Dry deposition determinations, along with wet deposition and throughfall (TF) measurements, at a spruce fir forest in central Maine were used to estimate the effect of atmospherically deposited nitrogen (N) uptake on forest carbon storage. Using nitric acid and particulate N as well as TF ammonium and nitrate data, the growing season (May-October) net canopy uptake of atmospheric, predominantly anthropogenic, N deposition was found to be 1-5 kg N ha-1. The ratio of growing season net canopy N uptake to that of recycled root N uptake (10-30 kg N ha-1, during the growing season) suggests a substantial modification of the N cycle at this Maine spruce fir forest over the past decade.
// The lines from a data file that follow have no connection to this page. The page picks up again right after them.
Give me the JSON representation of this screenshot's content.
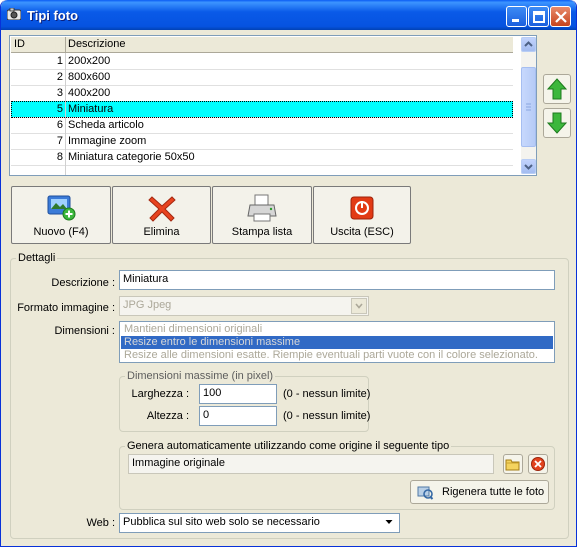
{
  "window": {
    "title": "Tipi foto"
  },
  "grid": {
    "columns": [
      "ID",
      "Descrizione"
    ],
    "rows": [
      {
        "id": "1",
        "desc": "200x200"
      },
      {
        "id": "2",
        "desc": "800x600"
      },
      {
        "id": "3",
        "desc": "400x200"
      },
      {
        "id": "5",
        "desc": "Miniatura"
      },
      {
        "id": "6",
        "desc": "Scheda articolo"
      },
      {
        "id": "7",
        "desc": "Immagine zoom"
      },
      {
        "id": "8",
        "desc": "Miniatura categorie 50x50"
      }
    ],
    "selected_id": "5"
  },
  "toolbar": {
    "new_label": "Nuovo (F4)",
    "delete_label": "Elimina",
    "print_label": "Stampa lista",
    "exit_label": "Uscita (ESC)"
  },
  "details": {
    "group_label": "Dettagli",
    "descrizione_label": "Descrizione :",
    "descrizione_value": "Miniatura",
    "formato_label": "Formato immagine :",
    "formato_value": "JPG Jpeg",
    "dimensioni_label": "Dimensioni :",
    "dimensioni_options": [
      "Mantieni dimensioni originali",
      "Resize entro le dimensioni massime",
      "Resize alle dimensioni esatte. Riempie eventuali parti vuote con il colore selezionato."
    ],
    "dimensioni_selected": "Resize entro le dimensioni massime",
    "max_group_label": "Dimensioni massime (in pixel)",
    "larghezza_label": "Larghezza :",
    "larghezza_value": "100",
    "larghezza_hint": "(0 - nessun limite)",
    "altezza_label": "Altezza :",
    "altezza_value": "0",
    "altezza_hint": "(0 - nessun limite)",
    "genera_group_label": "Genera automaticamente utilizzando come origine il seguente tipo",
    "origine_value": "Immagine originale",
    "rigenera_label": "Rigenera tutte le foto",
    "web_label": "Web :",
    "web_value": "Pubblica sul sito web solo se necessario"
  },
  "icons": {
    "app": "camera-icon",
    "minimize": "minimize-icon",
    "maximize": "maximize-icon",
    "close": "close-icon",
    "move_up": "arrow-up-icon",
    "move_down": "arrow-down-icon",
    "new": "new-photo-icon",
    "delete": "delete-x-icon",
    "print": "printer-icon",
    "exit": "exit-icon",
    "browse": "folder-icon",
    "clear": "clear-icon",
    "regenerate": "regenerate-icon"
  },
  "colors": {
    "titlebar": "#0a5ae8",
    "selected_row": "#00ffff",
    "list_selection": "#316ac5",
    "window_bg": "#ece9d8"
  }
}
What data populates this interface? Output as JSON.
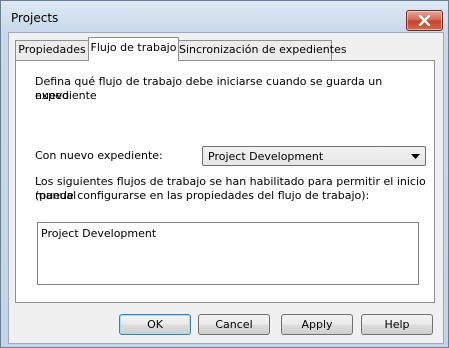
{
  "window": {
    "title": "Projects"
  },
  "tabs": [
    {
      "label": "Propiedades",
      "active": false
    },
    {
      "label": "Flujo de trabajo",
      "active": true
    },
    {
      "label": "Sincronización de expedientes",
      "active": false
    }
  ],
  "panel": {
    "intro_line1": "Defina qué flujo de trabajo debe iniciarse cuando se guarda un expediente",
    "intro_line2": "nuevo.",
    "new_doc_label": "Con nuevo expediente:",
    "workflow_select": {
      "value": "Project Development"
    },
    "manual_line1": "Los siguientes flujos de trabajo se han habilitado para permitir el inicio manual",
    "manual_line2": "(puede configurarse en las propiedades del flujo de trabajo):",
    "manual_workflows": [
      "Project Development"
    ]
  },
  "buttons": {
    "ok": "OK",
    "cancel": "Cancel",
    "apply": "Apply",
    "help": "Help"
  },
  "icons": {
    "close": "close-icon",
    "dropdown": "chevron-down-icon"
  }
}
The growing season 1-5 kg ha-1 canopy N uptake may induce an enhanced annual carbon (C) storage of 250-1350 kg C ha-1 yr-1. This magmtude of N-stimulated C storage may be compared with measured annual C sequestration of ~2000 kg C ha-1 for each of the years 1996-1998 at this Maine site. Consideration of four other eastern U.S. forest sites for which net canopy N uptake data are available suggests that from 285 to 2950 kg C ha-1, annual C sequestration may be occurring at these conifer sites, consistent with the Maine site results.
Sievering, Herman; Fernandez, Ivan; Lee, John; Hom, John; Rustad, Lindsey. 2000. Forest canopy uptake of atmospheric nitrogen deposition at eastern U.S. conifer sites: Carbon storage implications? Global Biogeochemical Cycles. 14(4): 1153-1159. https://doi.org/10.1029/2000GB001250.